People receiving treatment for HIV who lack sufficient food are more likely to have a detectable viral load than those who have enough to eat, aidsmap reports. Publishing their findings in the Journal of Acquired Immune Deficiency Syndromes, researchers analyzed data on 2,118 HIV-positive people receiving food and nutrition services through a Ryan White Part A program in New York City between 2011 and 2013.

The researchers categorized participants as having food insufficiency if they reported sometimes or often lacking enough money for food, not having enough to eat, or recently going a day without eating.

Sixty-one percent of the participants had food insufficiency at both of the two periodic assessments in the trial, 25 percent had food insufficiency at one assessment, and 14 percent had no food insufficiency.

After adjusting for various factors, the investigators found that experiencing food insufficiency was linked to a 60 percent increase in the likelihood of having a detectable viral load. Meanwhile, having unstable housing and having an income below the poverty level were each associated with a 50 percent increased chance of a detectable viral load.
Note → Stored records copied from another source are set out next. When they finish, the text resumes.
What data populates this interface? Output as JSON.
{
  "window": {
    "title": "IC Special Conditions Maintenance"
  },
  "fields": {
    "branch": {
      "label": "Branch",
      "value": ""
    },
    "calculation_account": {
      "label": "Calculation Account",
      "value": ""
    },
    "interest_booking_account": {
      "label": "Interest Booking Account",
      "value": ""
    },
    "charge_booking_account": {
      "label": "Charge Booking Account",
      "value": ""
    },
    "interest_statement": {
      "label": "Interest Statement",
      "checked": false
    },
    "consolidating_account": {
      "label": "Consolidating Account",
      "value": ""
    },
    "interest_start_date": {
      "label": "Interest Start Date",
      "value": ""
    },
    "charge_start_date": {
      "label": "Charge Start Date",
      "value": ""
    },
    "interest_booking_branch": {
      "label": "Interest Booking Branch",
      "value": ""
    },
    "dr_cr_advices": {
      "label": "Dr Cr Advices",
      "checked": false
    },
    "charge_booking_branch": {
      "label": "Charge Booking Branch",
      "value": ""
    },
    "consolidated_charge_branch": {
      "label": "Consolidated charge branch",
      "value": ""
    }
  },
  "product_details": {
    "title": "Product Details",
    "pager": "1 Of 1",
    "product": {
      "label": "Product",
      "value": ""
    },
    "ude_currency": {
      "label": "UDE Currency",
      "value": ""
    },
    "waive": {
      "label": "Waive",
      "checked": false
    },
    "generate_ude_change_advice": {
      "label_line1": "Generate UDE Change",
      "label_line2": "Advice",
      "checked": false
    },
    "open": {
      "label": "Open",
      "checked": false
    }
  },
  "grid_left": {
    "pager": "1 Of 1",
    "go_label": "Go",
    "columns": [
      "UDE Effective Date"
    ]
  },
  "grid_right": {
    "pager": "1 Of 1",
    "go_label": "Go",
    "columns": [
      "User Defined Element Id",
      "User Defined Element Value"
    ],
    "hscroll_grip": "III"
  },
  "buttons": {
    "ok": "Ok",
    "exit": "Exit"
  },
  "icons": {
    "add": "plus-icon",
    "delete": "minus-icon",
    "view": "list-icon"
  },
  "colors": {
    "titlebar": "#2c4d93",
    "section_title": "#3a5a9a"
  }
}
To read the aidsmap article, click here.

To read the study abstract, click here.